— Your task —
The reply should consist of one number, the count of lines below in which the word "Help" appears.

[Recorded data]
%%

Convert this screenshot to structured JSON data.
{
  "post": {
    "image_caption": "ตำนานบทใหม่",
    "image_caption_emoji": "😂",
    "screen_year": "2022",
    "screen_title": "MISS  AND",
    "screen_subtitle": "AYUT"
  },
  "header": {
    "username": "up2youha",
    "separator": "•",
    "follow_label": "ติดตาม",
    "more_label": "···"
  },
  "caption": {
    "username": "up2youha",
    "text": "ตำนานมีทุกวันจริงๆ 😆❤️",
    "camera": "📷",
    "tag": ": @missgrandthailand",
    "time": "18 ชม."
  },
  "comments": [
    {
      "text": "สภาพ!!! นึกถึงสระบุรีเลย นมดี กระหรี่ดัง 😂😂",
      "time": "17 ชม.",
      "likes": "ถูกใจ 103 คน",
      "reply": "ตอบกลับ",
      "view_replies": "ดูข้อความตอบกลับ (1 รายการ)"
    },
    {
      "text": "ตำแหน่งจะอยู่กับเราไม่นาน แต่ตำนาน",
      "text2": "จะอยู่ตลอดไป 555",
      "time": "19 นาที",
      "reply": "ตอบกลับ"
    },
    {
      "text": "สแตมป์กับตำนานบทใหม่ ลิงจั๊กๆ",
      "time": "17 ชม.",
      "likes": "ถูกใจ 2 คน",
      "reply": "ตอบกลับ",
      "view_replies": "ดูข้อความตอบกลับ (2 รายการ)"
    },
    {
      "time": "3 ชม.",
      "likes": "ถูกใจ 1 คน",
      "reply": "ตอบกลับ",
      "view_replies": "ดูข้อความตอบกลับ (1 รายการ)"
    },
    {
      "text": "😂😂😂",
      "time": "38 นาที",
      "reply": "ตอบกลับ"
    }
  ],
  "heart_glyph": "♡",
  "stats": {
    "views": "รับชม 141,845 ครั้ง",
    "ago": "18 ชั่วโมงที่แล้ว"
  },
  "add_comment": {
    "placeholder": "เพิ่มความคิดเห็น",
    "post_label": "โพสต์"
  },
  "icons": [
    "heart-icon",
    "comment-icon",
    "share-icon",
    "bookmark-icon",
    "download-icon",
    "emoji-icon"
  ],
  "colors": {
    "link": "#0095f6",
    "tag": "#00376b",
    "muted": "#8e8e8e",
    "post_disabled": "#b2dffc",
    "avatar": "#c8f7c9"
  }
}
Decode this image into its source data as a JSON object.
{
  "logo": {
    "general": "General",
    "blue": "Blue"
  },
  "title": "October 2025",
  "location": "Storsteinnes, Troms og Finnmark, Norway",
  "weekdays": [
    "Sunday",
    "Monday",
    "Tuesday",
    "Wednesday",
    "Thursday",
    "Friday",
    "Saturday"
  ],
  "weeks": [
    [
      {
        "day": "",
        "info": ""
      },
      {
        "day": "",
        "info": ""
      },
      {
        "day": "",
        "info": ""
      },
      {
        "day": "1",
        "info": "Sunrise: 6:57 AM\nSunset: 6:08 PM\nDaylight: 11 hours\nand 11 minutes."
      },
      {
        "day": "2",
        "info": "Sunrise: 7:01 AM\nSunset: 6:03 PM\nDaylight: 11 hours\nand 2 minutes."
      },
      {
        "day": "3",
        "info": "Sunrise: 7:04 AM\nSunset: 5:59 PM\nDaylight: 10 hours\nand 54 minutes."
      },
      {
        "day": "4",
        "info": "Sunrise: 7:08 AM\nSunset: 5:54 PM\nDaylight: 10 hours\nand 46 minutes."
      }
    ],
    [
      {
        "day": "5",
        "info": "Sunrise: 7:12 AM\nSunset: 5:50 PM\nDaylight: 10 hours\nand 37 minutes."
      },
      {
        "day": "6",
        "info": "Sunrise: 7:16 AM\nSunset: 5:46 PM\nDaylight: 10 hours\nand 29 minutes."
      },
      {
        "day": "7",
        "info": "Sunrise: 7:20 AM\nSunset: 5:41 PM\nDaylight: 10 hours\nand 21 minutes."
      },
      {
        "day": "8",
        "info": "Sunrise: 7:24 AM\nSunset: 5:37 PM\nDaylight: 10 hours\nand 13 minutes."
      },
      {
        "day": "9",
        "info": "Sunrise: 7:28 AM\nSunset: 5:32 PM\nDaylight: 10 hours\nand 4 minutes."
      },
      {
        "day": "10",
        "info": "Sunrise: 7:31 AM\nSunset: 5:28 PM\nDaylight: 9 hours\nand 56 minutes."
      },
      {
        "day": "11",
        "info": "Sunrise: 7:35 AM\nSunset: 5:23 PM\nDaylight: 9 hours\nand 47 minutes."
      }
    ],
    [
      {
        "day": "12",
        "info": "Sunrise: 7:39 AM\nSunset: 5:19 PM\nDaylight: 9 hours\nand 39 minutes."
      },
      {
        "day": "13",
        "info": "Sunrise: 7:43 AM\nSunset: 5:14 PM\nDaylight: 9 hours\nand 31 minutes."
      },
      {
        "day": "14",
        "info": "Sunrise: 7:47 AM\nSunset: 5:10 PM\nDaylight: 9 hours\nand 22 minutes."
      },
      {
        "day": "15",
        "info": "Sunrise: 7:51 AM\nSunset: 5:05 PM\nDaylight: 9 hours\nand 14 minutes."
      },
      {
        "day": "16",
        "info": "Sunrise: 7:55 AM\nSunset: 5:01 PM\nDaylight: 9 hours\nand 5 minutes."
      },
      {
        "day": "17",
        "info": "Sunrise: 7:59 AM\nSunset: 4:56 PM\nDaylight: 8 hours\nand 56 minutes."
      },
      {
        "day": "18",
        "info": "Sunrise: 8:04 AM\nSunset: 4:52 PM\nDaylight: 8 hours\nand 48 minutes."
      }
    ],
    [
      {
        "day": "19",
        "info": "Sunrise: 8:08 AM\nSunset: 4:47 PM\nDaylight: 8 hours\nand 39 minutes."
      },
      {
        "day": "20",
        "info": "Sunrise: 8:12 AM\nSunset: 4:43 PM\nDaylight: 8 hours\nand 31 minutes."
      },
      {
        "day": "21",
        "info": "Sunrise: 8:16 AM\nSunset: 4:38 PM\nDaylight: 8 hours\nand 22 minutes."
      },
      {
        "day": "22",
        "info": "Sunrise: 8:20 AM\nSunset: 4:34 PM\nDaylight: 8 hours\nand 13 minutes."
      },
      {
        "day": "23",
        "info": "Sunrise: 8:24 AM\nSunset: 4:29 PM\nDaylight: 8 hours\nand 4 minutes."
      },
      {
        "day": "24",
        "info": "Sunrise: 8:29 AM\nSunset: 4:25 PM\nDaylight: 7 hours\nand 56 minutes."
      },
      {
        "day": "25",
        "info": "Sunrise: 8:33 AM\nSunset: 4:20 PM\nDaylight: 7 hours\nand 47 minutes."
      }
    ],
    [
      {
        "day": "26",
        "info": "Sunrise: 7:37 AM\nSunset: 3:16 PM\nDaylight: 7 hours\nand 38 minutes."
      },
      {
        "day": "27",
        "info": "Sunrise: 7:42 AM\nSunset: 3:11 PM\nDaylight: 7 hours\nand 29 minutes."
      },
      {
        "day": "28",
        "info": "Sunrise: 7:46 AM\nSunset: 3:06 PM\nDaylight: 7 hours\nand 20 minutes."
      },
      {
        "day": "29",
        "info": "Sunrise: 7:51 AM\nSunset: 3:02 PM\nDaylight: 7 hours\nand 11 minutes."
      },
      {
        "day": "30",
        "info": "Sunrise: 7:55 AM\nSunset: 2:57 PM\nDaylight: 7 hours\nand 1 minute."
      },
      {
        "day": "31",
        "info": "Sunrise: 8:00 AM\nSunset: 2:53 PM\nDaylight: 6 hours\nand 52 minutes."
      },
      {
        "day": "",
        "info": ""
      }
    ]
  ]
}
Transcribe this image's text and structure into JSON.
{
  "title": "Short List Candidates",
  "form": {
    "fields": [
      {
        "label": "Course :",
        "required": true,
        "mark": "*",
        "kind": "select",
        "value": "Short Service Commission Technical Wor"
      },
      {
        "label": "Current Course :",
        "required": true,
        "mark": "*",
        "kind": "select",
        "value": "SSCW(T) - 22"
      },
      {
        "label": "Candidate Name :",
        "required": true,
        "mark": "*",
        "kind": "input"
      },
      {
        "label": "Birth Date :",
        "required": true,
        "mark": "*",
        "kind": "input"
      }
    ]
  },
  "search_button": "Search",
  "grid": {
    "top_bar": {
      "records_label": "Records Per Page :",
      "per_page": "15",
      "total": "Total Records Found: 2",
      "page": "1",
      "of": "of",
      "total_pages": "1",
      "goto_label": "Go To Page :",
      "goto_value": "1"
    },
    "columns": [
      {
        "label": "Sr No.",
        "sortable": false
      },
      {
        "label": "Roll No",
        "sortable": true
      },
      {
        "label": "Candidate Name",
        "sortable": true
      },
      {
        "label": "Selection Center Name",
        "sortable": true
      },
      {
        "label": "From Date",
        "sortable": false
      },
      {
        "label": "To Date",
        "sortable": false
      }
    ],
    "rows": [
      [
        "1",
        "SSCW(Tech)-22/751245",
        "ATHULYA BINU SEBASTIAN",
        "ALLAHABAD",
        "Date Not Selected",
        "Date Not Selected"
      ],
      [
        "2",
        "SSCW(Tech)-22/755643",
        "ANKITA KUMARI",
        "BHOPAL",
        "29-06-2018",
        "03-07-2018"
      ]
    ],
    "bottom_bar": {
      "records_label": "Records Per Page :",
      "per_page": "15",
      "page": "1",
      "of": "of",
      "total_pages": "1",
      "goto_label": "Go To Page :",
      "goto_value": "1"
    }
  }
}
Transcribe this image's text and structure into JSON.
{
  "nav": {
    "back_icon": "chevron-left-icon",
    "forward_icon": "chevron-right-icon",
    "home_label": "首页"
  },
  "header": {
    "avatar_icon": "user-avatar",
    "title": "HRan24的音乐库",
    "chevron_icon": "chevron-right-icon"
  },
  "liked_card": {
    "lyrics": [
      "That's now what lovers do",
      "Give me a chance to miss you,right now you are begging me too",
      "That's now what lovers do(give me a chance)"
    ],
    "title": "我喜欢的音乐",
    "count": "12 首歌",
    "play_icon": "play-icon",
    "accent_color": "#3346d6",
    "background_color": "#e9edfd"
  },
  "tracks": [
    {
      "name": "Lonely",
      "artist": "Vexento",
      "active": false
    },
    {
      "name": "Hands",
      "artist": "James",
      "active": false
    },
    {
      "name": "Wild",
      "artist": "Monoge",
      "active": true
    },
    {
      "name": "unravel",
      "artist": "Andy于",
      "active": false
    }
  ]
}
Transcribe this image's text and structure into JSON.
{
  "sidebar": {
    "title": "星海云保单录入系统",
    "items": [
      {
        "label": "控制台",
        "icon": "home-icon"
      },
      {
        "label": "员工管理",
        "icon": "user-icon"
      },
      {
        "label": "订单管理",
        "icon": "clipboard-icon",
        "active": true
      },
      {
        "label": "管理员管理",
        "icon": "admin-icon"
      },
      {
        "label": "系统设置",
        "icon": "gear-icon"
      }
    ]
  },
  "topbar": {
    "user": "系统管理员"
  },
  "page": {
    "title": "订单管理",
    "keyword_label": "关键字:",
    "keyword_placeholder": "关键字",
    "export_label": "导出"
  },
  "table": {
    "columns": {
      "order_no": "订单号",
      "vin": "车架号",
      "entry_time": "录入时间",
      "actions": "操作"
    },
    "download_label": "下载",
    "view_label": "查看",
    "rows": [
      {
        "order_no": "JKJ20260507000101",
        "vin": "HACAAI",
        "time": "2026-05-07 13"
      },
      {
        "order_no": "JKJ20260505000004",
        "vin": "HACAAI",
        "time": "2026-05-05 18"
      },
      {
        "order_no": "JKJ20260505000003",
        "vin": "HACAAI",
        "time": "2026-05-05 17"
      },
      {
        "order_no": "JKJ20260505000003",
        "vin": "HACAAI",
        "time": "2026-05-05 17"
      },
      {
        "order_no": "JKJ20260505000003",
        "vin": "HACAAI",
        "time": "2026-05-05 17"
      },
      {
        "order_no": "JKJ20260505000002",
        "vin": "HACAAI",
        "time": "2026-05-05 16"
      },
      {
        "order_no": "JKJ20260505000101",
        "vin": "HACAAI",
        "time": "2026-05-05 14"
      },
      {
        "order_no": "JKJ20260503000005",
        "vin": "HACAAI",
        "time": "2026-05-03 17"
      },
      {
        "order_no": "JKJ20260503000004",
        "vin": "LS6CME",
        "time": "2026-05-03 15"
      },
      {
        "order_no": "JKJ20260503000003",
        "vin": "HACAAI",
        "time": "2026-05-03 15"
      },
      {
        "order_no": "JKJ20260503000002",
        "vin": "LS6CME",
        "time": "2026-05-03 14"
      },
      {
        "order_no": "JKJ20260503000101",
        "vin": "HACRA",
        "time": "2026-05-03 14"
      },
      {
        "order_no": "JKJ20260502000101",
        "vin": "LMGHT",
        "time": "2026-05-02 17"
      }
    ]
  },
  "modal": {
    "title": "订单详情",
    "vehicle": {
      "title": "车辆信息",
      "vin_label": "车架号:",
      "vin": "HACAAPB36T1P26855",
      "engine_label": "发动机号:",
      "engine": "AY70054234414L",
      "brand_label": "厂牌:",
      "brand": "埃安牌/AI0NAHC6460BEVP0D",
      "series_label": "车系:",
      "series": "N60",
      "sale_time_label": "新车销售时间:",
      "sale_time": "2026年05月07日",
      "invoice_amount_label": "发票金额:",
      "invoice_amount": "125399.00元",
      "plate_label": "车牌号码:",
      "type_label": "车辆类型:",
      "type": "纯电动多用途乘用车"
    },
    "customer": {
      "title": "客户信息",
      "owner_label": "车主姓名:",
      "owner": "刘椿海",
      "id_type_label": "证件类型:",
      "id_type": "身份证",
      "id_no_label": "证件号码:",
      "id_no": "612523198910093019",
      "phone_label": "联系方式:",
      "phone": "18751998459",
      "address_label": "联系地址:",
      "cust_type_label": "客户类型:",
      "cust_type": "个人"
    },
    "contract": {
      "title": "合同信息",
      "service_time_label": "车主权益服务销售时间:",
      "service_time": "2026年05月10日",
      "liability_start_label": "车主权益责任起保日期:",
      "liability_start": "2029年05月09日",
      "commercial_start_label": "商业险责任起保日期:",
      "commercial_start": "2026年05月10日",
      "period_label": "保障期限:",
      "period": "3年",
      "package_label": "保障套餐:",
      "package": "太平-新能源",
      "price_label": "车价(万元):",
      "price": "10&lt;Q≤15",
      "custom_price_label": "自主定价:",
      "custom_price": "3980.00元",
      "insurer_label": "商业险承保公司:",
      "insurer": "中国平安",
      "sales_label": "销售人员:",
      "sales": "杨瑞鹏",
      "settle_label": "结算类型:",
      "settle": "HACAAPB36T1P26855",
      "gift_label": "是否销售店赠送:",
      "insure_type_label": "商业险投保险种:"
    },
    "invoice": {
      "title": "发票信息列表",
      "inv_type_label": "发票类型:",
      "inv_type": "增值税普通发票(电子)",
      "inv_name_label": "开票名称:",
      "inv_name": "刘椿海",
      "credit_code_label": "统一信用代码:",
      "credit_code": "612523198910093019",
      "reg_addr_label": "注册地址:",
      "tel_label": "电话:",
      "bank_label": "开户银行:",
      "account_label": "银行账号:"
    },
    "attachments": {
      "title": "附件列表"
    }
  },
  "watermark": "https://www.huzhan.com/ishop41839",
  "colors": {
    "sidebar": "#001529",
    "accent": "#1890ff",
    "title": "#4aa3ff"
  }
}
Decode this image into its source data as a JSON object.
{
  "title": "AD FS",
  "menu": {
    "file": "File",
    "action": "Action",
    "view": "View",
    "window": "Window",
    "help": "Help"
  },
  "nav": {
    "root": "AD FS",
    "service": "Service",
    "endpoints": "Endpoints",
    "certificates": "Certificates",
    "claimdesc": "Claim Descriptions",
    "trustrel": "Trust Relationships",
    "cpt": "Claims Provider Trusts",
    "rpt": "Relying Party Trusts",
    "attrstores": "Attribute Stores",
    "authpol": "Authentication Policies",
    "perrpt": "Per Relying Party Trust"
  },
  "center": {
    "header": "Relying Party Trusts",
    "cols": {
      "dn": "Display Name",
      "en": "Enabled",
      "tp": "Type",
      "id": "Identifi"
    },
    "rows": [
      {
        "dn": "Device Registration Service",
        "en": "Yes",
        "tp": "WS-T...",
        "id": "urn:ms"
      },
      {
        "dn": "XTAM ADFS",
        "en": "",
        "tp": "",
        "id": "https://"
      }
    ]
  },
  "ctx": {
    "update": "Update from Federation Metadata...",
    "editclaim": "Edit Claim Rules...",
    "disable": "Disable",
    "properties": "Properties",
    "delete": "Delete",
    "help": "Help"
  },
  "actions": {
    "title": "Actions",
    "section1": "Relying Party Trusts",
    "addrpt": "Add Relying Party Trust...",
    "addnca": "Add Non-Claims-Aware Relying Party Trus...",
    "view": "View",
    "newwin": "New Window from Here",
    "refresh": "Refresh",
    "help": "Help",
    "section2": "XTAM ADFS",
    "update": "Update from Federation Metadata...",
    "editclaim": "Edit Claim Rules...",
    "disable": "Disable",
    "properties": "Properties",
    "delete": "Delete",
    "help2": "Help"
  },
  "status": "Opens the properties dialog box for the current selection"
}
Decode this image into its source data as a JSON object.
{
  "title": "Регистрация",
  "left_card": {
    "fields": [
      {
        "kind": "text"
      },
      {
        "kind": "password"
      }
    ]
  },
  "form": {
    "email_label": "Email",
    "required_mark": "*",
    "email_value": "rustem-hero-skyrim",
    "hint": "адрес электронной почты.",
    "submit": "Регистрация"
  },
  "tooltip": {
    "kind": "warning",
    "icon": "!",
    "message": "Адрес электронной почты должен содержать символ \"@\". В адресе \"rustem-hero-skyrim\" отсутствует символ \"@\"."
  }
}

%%

— Task output —
4